Weight is not the most important thing in the world, nor is it close to being one of the most important things. Weight, in fact, tells doctors very little about health. People who are overweight but eat healthily, don’t smoke, and exercise three times a week have the same mortality rates as people in a normal weight range that follow the same habits. Weight does not measure health. Sudden weight gain might be a symptom of metabolic disease, or eating disorder- but sudden weight loss might also indicate metabolic disease or eating disorder. Being skinny does not equate inherent goodness, nor does it indicate health.  

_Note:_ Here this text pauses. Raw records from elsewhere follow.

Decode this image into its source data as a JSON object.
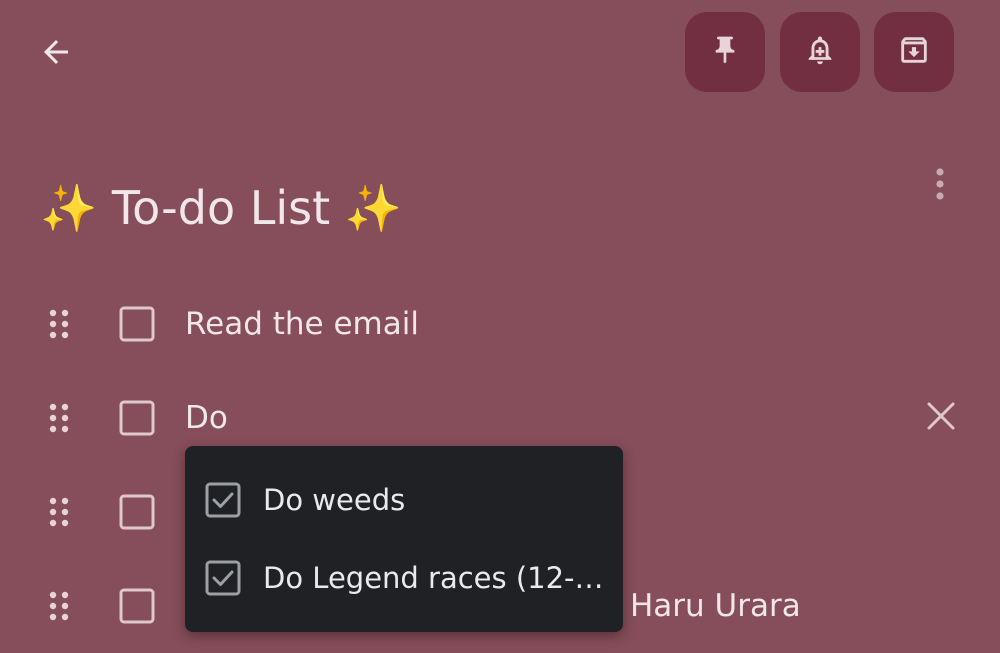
{
  "topbar": {
    "back_icon": "arrow-back-icon",
    "actions": [
      {
        "name": "pin",
        "icon": "pin-icon"
      },
      {
        "name": "reminder",
        "icon": "bell-plus-icon"
      },
      {
        "name": "archive",
        "icon": "archive-icon"
      }
    ],
    "more_icon": "more-vert-icon"
  },
  "note": {
    "title": "✨ To-do List ✨"
  },
  "checklist": {
    "items": [
      {
        "text": "Read the email",
        "checked": false
      },
      {
        "text": "Do",
        "checked": false
      },
      {
        "text": "",
        "checked": false
      },
      {
        "text": "Haru Urara",
        "checked": false
      }
    ]
  },
  "autocomplete": {
    "suggestions": [
      {
        "text": "Do weeds",
        "checked": true
      },
      {
        "text": "Do Legend races (12-…",
        "checked": true
      }
    ]
  },
  "colors": {
    "background": "#864d5a",
    "action_button": "#722f42",
    "text": "#f1e6e9",
    "icon": "#e6d4d9",
    "checkbox_border": "#dcc8cd",
    "popup_bg": "#202124",
    "popup_text": "#e8eaed",
    "popup_checkbox": "#9aa0a6"
  }
}
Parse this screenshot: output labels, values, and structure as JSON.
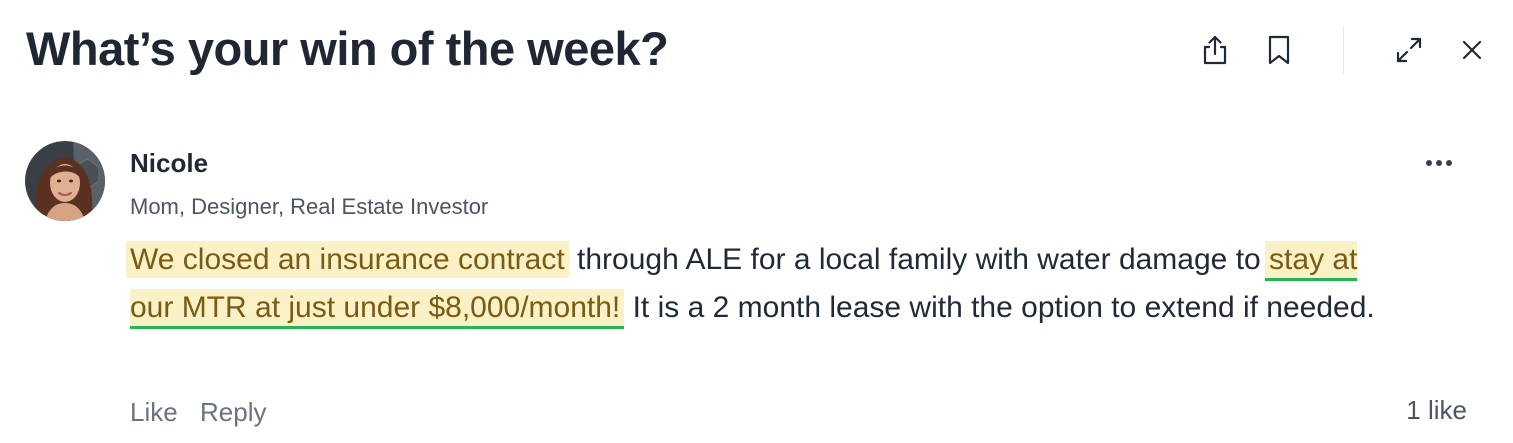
{
  "header": {
    "title": "What’s your win of the week?",
    "icons": {
      "share": "share-icon",
      "bookmark": "bookmark-icon",
      "expand": "expand-icon",
      "close": "close-icon"
    }
  },
  "comment": {
    "author": {
      "name": "Nicole",
      "bio": "Mom, Designer, Real Estate Investor",
      "avatar_icon": "avatar"
    },
    "more_icon": "more-horizontal-icon",
    "body": {
      "highlight_1": "We closed an insurance contract",
      "text_1": " through ALE for a local family with water damage to ",
      "highlight_2": "stay at our MTR at just under $8,000/month!",
      "text_2": " It is a 2 month lease with the option to extend if needed."
    },
    "actions": {
      "like_label": "Like",
      "reply_label": "Reply"
    },
    "likes_count_label": "1 like"
  },
  "colors": {
    "text": "#1e2733",
    "highlight_bg": "#fbf1c7",
    "highlight_text": "#7a5b14",
    "highlight_underline": "#22b455",
    "muted": "#6b7280"
  }
}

Most importantly, weight should not dictate how you eat. Everybody deserves to eat whole, nutrient-packed food. Everybody needs carbohydrates, proteins, and fats. Everybody can incorporate desserts. Everybody deserves balance. No one deserves to starve themselves of what they need to live.

When I called a dear friend this past week, who intictrictly knows my struggles with diet, who knew me when I was afraid to eat, when I cried because I couldn’t stop feeling hungry, she asked me how I was feeling. A smile broke over my face and for the first time I blurted out “I feel so freaking strong.”

 

 

Image Credits: Feature, 1, 2, 3

Sources: 1, 2, 3, 4